> _Task prompt_: Lines with the word "Person": copy all of them from the entries below.

> _Element data from apps and pages_:
--- START ---

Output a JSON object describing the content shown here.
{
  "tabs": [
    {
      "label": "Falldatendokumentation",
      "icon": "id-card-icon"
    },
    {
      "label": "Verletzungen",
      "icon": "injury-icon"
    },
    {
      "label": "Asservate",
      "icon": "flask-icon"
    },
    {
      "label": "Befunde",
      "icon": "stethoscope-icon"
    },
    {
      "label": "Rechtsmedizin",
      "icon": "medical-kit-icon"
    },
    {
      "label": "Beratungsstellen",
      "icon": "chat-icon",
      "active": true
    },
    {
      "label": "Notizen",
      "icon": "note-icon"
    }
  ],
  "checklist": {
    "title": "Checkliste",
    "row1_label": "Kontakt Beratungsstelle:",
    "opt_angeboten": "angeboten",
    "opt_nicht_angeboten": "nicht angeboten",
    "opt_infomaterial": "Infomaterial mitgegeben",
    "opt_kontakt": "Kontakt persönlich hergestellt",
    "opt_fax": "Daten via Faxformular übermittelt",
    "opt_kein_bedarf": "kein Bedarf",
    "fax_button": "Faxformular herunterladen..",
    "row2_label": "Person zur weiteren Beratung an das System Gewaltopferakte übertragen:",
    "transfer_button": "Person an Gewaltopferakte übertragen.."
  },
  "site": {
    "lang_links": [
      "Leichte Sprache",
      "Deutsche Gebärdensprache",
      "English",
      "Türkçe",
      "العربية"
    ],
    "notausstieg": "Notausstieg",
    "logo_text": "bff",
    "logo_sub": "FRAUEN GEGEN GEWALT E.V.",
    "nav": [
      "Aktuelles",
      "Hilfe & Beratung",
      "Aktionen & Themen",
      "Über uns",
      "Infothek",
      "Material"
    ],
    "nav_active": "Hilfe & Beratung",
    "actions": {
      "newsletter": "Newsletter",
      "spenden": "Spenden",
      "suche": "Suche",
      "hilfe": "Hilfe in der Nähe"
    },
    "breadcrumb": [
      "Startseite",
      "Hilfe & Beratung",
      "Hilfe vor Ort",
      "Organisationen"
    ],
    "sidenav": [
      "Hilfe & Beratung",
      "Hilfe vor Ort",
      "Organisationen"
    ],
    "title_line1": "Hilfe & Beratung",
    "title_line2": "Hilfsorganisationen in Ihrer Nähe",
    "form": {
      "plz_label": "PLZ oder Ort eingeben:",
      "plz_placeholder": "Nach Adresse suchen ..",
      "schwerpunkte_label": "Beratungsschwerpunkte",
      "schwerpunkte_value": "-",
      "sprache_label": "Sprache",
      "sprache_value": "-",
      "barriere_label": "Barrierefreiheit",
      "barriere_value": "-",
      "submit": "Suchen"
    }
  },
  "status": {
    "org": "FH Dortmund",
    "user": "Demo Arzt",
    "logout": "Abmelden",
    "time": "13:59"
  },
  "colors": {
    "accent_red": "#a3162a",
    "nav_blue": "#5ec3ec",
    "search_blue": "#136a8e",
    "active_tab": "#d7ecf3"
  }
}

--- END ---

> _Answer for this exercise_:
    "row2_label": "Person zur weiteren Beratung an das System Gewaltopferakte übertragen:",
    "transfer_button": "Person an Gewaltopferakte übertragen.."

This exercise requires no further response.